● Problem
Down to the final character, output the records below as they stand.

● Study material
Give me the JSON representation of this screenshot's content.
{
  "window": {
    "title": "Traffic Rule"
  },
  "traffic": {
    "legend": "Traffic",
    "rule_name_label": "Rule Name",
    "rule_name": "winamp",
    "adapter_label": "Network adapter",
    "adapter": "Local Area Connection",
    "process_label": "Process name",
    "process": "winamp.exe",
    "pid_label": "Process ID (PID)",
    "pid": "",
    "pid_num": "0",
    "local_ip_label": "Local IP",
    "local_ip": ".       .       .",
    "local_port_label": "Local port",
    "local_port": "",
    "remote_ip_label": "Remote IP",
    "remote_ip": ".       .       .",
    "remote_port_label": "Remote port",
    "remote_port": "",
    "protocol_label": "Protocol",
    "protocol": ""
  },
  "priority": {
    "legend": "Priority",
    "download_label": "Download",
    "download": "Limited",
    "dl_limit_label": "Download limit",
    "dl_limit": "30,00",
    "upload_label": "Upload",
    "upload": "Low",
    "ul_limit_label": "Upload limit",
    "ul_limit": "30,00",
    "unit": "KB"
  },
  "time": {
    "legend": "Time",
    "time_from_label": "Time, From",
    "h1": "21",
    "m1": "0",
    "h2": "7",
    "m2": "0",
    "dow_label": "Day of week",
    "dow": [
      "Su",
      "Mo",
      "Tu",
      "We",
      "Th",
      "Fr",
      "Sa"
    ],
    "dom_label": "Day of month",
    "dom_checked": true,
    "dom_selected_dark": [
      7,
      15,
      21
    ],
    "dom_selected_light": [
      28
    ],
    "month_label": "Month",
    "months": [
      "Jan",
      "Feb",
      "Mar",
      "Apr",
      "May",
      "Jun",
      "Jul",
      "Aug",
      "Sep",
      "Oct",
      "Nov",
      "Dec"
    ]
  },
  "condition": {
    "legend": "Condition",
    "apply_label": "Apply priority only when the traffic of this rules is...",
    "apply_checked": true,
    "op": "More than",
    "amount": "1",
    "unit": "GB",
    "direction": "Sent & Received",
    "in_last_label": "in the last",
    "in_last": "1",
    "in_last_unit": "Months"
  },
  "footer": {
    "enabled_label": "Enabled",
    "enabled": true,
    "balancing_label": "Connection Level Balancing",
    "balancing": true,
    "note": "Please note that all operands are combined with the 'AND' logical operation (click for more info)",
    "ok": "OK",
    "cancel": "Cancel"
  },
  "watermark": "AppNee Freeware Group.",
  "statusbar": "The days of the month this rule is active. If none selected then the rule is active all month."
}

● Solution to the problem
Give me the JSON representation of this screenshot's content.
{
  "window": {
    "title": "Traffic Rule"
  },
  "traffic": {
    "legend": "Traffic",
    "rule_name_label": "Rule Name",
    "rule_name": "winamp",
    "adapter_label": "Network adapter",
    "adapter": "Local Area Connection",
    "process_label": "Process name",
    "process": "winamp.exe",
    "pid_label": "Process ID (PID)",
    "pid": "",
    "pid_num": "0",
    "local_ip_label": "Local IP",
    "local_ip": ".       .       .",
    "local_port_label": "Local port",
    "local_port": "",
    "remote_ip_label": "Remote IP",
    "remote_ip": ".       .       .",
    "remote_port_label": "Remote port",
    "remote_port": "",
    "protocol_label": "Protocol",
    "protocol": ""
  },
  "priority": {
    "legend": "Priority",
    "download_label": "Download",
    "download": "Limited",
    "dl_limit_label": "Download limit",
    "dl_limit": "30,00",
    "upload_label": "Upload",
    "upload": "Low",
    "ul_limit_label": "Upload limit",
    "ul_limit": "30,00",
    "unit": "KB"
  },
  "time": {
    "legend": "Time",
    "time_from_label": "Time, From",
    "h1": "21",
    "m1": "0",
    "h2": "7",
    "m2": "0",
    "dow_label": "Day of week",
    "dow": [
      "Su",
      "Mo",
      "Tu",
      "We",
      "Th",
      "Fr",
      "Sa"
    ],
    "dom_label": "Day of month",
    "dom_checked": true,
    "dom_selected_dark": [
      7,
      15,
      21
    ],
    "dom_selected_light": [
      28
    ],
    "month_label": "Month",
    "months": [
      "Jan",
      "Feb",
      "Mar",
      "Apr",
      "May",
      "Jun",
      "Jul",
      "Aug",
      "Sep",
      "Oct",
      "Nov",
      "Dec"
    ]
  },
  "condition": {
    "legend": "Condition",
    "apply_label": "Apply priority only when the traffic of this rules is...",
    "apply_checked": true,
    "op": "More than",
    "amount": "1",
    "unit": "GB",
    "direction": "Sent & Received",
    "in_last_label": "in the last",
    "in_last": "1",
    "in_last_unit": "Months"
  },
  "footer": {
    "enabled_label": "Enabled",
    "enabled": true,
    "balancing_label": "Connection Level Balancing",
    "balancing": true,
    "note": "Please note that all operands are combined with the 'AND' logical operation (click for more info)",
    "ok": "OK",
    "cancel": "Cancel"
  },
  "watermark": "AppNee Freeware Group.",
  "statusbar": "The days of the month this rule is active. If none selected then the rule is active all month."
}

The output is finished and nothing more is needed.